Early legal career. Before joining Nolo, Cara spent 20 years working as a trial attorney litigating criminal and civil cases. She also served as an administrative law judge mediating disputes between auto manufacturers and dealerships and began teaching law as an adjunct professor in 2004. She added bankruptcy to her practice after the 2008 financial downturn.

Origins of litigation and writing career. Thanks to her mother, Cara’s advocacy training began early and involuntarily. In junior high school, she took second place two years running in the local Optimist Club speaking competition. She also successfully competed on her high school speech and debate team for several years, eventually serving as president of the same. During law school, she competed on a nationally ranked ABA moot court team for two years (and was recruited for a third, but declined) and served as a law journal editor.

Articles By Cara O'Neill

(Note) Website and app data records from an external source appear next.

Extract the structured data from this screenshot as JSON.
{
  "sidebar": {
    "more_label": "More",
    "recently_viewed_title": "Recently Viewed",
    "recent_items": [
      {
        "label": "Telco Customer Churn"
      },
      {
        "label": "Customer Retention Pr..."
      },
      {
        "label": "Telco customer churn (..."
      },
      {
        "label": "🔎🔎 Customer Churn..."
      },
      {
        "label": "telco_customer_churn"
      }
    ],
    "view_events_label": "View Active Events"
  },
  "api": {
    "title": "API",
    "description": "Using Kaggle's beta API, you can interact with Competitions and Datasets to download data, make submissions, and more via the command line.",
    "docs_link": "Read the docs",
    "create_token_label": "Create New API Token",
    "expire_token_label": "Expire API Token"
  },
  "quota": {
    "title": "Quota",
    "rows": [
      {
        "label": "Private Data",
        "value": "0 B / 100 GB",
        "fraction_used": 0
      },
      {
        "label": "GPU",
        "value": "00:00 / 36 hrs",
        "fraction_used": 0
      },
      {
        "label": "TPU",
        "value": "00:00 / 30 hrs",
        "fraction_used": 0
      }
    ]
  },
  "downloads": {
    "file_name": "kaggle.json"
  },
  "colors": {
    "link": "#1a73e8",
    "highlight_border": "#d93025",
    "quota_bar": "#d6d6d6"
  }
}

Starting a New Business After Bankruptcy
There is nothing in the bankruptcy law that prohibits you from starting a new business after bankruptcy. In fact, you might be able to apply some lessons learned from your prior financial problems to keep you out of trouble in the new business.
Unsecured Debt in Chapter 13: How Much Must You Pay?
How much you must pay to your general unsecured creditors in Chapter 13 bankruptcy depends on your disposable income and the "best interest of creditors" test.
Your Car in Chapter 13 Bankruptcy: An Overview
What happens to your car, truck, van, motorcycle, or other vehicle if you file for Chapter 13 bankruptcy?
Converting Your Bankruptcy Case From Chapter 13 to Chapter 7
In cases where you can no longer maintain your Chapter 13 bankruptcy plan payments, your case can be converted to a Chapter 7 and your debts discharged.
What Happens at a Chapter 7 Bankruptcy Meeting of Creditors?
Here's what to expect at the 341 hearing in your Chapter 7 bankruptcy.
How to File for Chapter 13 Bankruptcy
Learn what it takes to successfully file a Chapter 13 bankruptcy.
Your Obligations Under a Chapter 13 Bankruptcy Plan
Learn which debts you must pay back when you file for Chapter 13 bankruptcy.
Expenses That Can Help You Pass Bankruptcy's Means Test
In some situations, having high expenses in certain categories can help you pass the Chapter 7 bankruptcy means test.
Bankruptcy Exemptions: An Overview
Bankruptcy exemptions play a big role in both Chapter 7 and Chapter 13 bankruptcy.
Can I Run Up my Credit Card Balances Before I File Bankruptcy?
If you run up your credit card balances right before filing for bankruptcy, the debt might not be wiped out by your bankruptcy.